Today's hearing is another in a series of steps in Congress' ongoing
effort to examine the consequences of the global economic crisis. Today,
we focus on how the Federal Reserve must now unwind its responses to the
domestic part of the crisis in ways that minimize the future impacts of the
responses so they don't have a deleterious impact on our economy.
In response to the global economic crisis, the Federal Reserve injected
over $2 trillion into the economy through various liquidity initiatives,
including the Term-Asset Backed Securities Loan Facility (TALF), the
Commercial Paper Funding Facility and the Fed's commitment to purchase
about $1.25 trillion of mortgage-backed securities. The immediate result of
the Fed's actions was to expand its balance sheet dramatically and to put an
unprecedented volume of reserves into the banking system. These steps
were designed to unfreeze the domestic credit markets. Many economists
and commentators credit the decisive steps taken by the Fed with saving the
U.S. economy from collapse and staving off an economic downturn that
might have equaled or exceeded the Great Depression.
The central issue of today's hearing is how the Fed will decide the
proper timing and sequencing of unwinding these emergency liquidity
programs. The Fed must withdraw this liquidity while keeping inflation in
check and encouraging job growth, all without hurting the fragile economic
recovery that is underway. Every analysis I have seen has suggested that
this will be a delicate balancing act that will have to be done just right to
avoid significant damage to the economy. If recent history is any guide, the
decisions the Fed makes to carry out this delicate balancing act, regardless of
what these decisions are, will be second-guessed by the Congress and the
public and this could call into question the independence of the Fed.
I am hopeful that we can use this hearing to understand better the
policy options available to the Fed to unwind these programs and the
potential policy implications of the various options.
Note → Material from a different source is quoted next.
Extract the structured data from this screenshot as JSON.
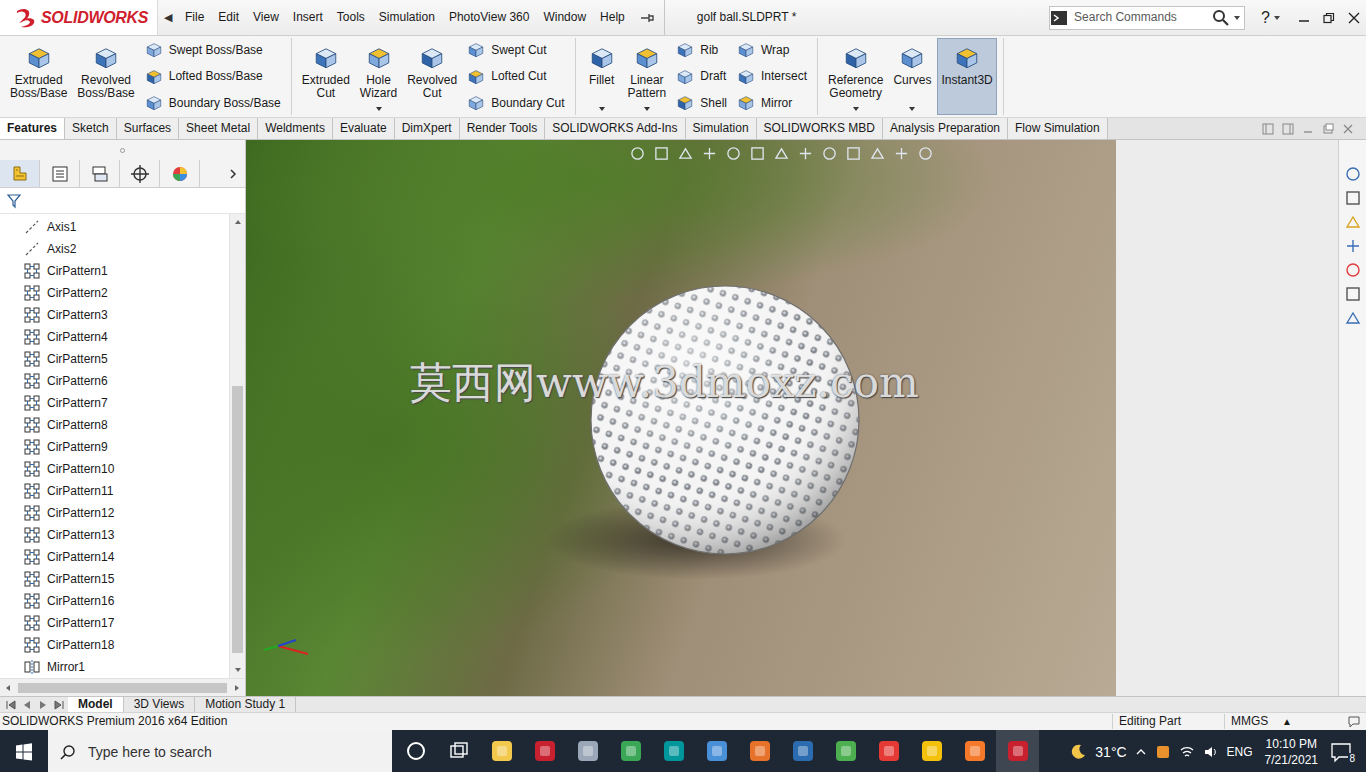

At the same time, I
think we should be careful not to infringe on the Fed's ability and
willingness to exercise its independent judgment about which options will be
the most desirable and effective. So I view this hearing as an effort to
educate members of our Committee, not as a forum for us to try to intimidate
or browbeat the Fed into pursuing specific options.
We have asked the witnesses to provide information about specific
monetary policy tools and options that are available to the Fed, including
paying interest on reserves, entering reverse repurchase agreements, utilizing
the recently introduced Term Deposit facility, conducting direct asset sales
of the mortgage-backed securities it has purchased and any other options that
might be appropriate. We need to understand the projected advantages and
disadvantages of each option so we'll understand better what the Fed is
doing when it uses particular options and, perhaps, even be in a position to
explain to our constituents why particular steps are being taken.
Some economists have called into question whether traditional
monetary policy tools, like lower interest rates, can work. They say that the
U.S. could be in a "Balance-Sheet Recession" that occurs when private
businesses are so focused on repairing their balance sheets after an asset-
price bubble burst that the economy does not respond to normal monetary
policy tools. They caution against cutting off emergency economic
measures too soon, the mistake made by policymakers in Japan that resulted
in a decade-long economic stagnation.
I especially look forward to Chairman Bernanke telling us how the
Fed can effectively unwind its emergency liquidity programs while reducing
inflationary fears, encouraging job growth and maintaining the fragile
economic recovery, knowing full well that we all expect him to be a Master
Conductor who will "wave the magic wand" that will lead our economy to
play sweet music again.